Field & Stream Online Editors
Field & Stream Online Editors

When it comes to Father’s Day, lots of families have the wrong idea. It’s easy to assume, for example, that Dad has enough tools already. There are tools in the basement, tools in the garage, and tools in the car and truck. How many tools does a guy need, after all?

The answer is simple: There’s no such thing as too many tools. Most guys are tool junkies almost by definition. This has been true since long before President Lyndon Johnson signed the first official Father’s Day Proclamation in 1966. But those dads wishing to avoid the well-meaning but pointless traditions of ugly neckties or argyle socks need to do a little planning.

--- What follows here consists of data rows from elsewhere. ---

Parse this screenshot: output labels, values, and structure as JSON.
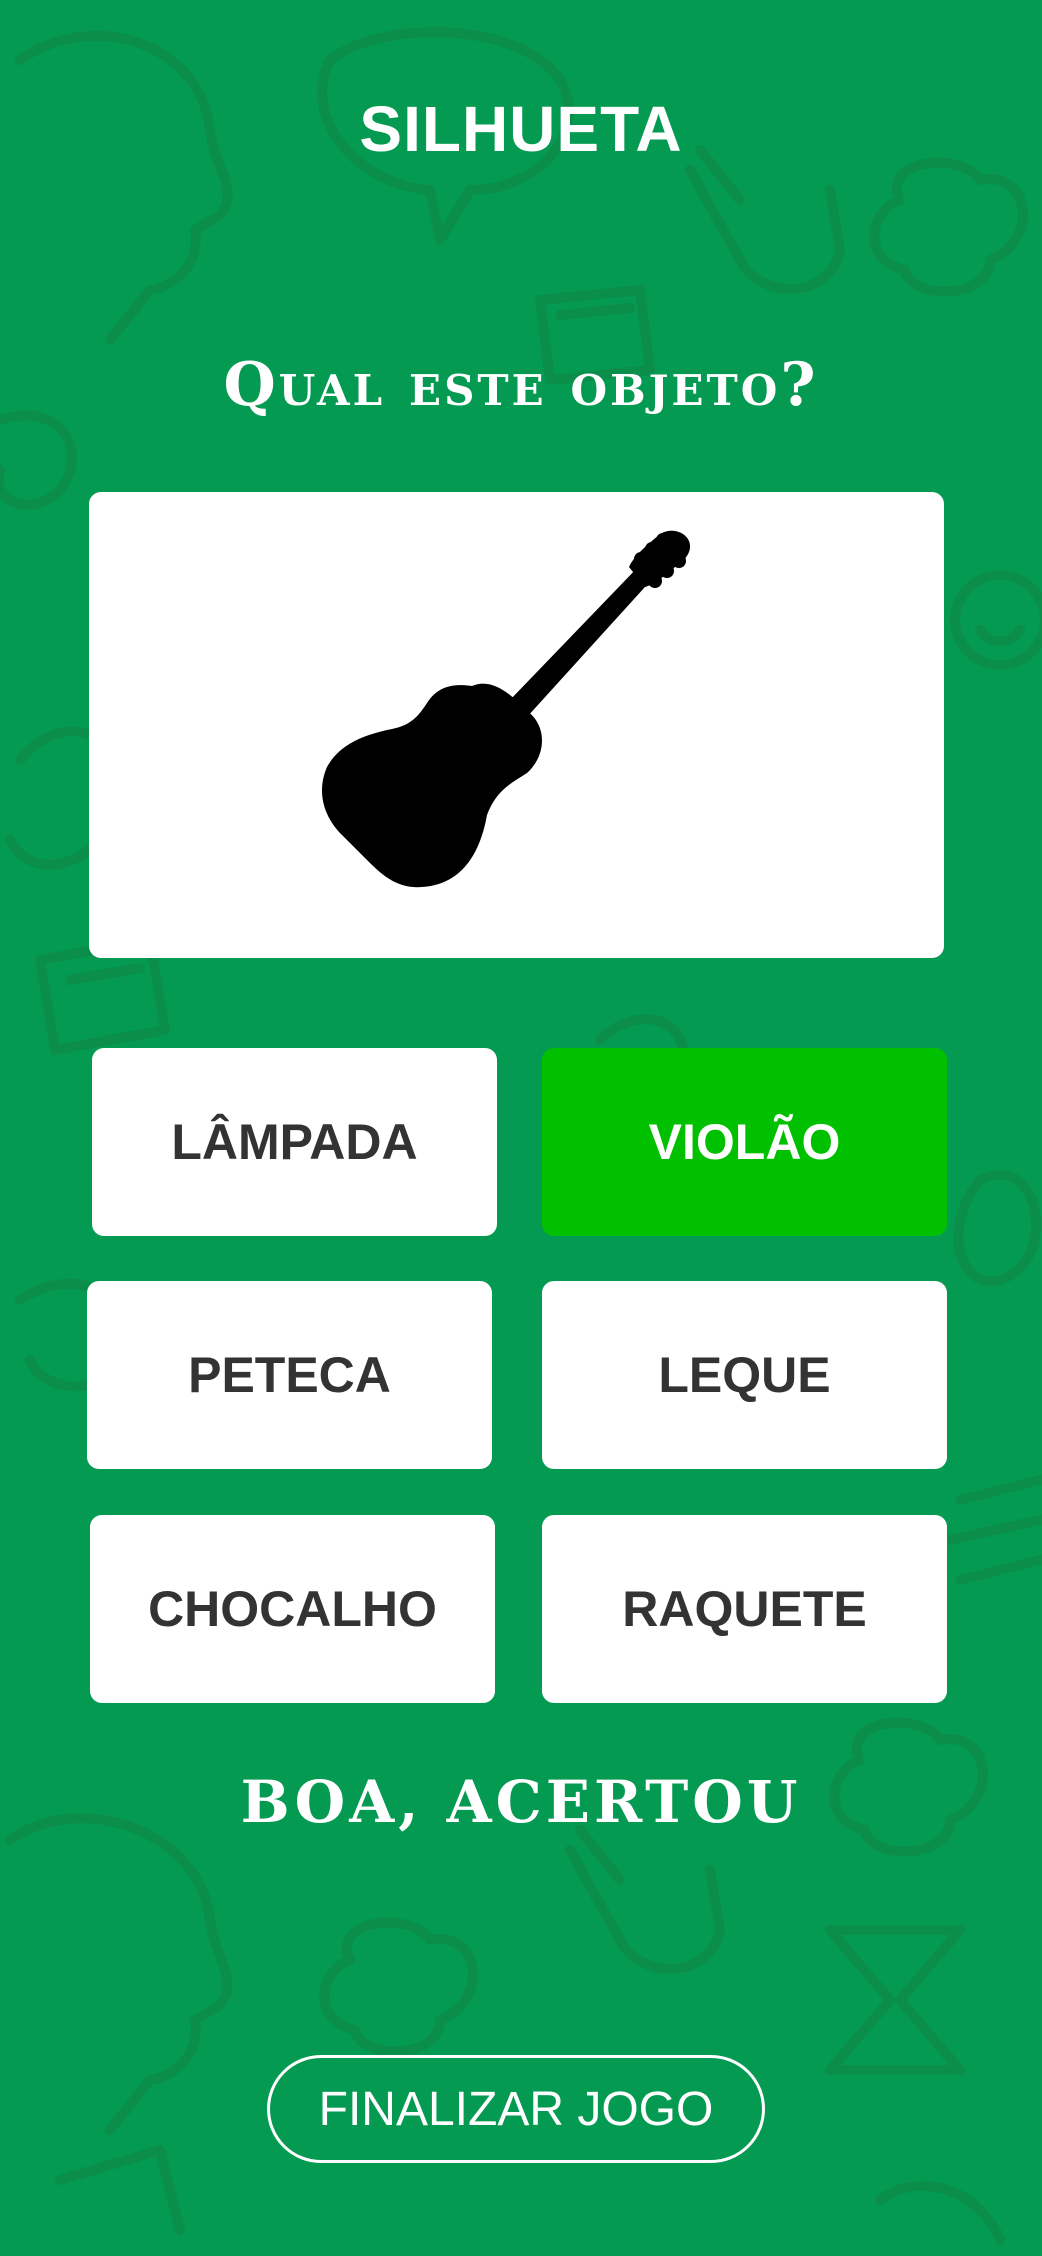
{
  "header": {
    "title": "SILHUETA"
  },
  "question": {
    "text": "Qual este objeto?"
  },
  "image": {
    "icon": "guitar-silhouette-icon"
  },
  "options": [
    {
      "label": "LÂMPADA",
      "state": "default"
    },
    {
      "label": "VIOLÃO",
      "state": "correct"
    },
    {
      "label": "PETECA",
      "state": "default"
    },
    {
      "label": "LEQUE",
      "state": "default"
    },
    {
      "label": "CHOCALHO",
      "state": "default"
    },
    {
      "label": "RAQUETE",
      "state": "default"
    }
  ],
  "feedback": {
    "text": "BOA, ACERTOU"
  },
  "footer": {
    "finish_label": "FINALIZAR JOGO"
  },
  "colors": {
    "background": "#059a52",
    "correct": "#00c000",
    "card": "#ffffff",
    "option_text": "#333333"
  }
}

One of the best ways to ensure a celebratory Father’s Day at your house is to make a big deal out of Mother’s Day. But if you forgot that all-important holiday last May, it’s too late now. It’s never too late, however, for flowers or dinner out.

The next thing you need to do is figure out just what tools you’d like as presents, as well as how those things will fit the budgets of family members large and small. You’ll also have to hold off on the temptation of just buying them for yourself.

Carry the subterfuge further by inviting your wife out for some shopping. On a trip to Sears to look at refrigerators, for example, it’s only a short detour into the tool department. Or maybe she’d like to look at the garden-seed display in the local hardware store.

However you get there, it’s easy to suggest a quick stroll through the tool aisle. You know…not to be pushy, but just in case a few Father’s Day suggestions would be helpful.

This is where your advance scouting will pay off. Younger kids, for example, usually can’t afford big-bucks presents, but you can show Mom some inexpensive things that would let younger ones do something meaningful. An 83¿¿ roll of black vinyl tape is a shop staple that won’t bust baby budgets, or maybe a handful of disposable paintbrushes that can be had for about a buck.

Last year there were two things I had spotted long beforehand-a 4-pound engineer’s hammer and a new staple gun-that I was able to point out on just such a trip with my wife. They were comparatively inexpensive, did indeed show up over dinner on the third Sunday in June, and allowed their presenters to feel they’d truly made Dad happy.

That kind of family participation is the point. I’m not really suggesting you scheme and dream just to get better presents for yourself. I am suggesting that you let your family in on just what it is you might like. Give them some reasonable choices, and give them a chance.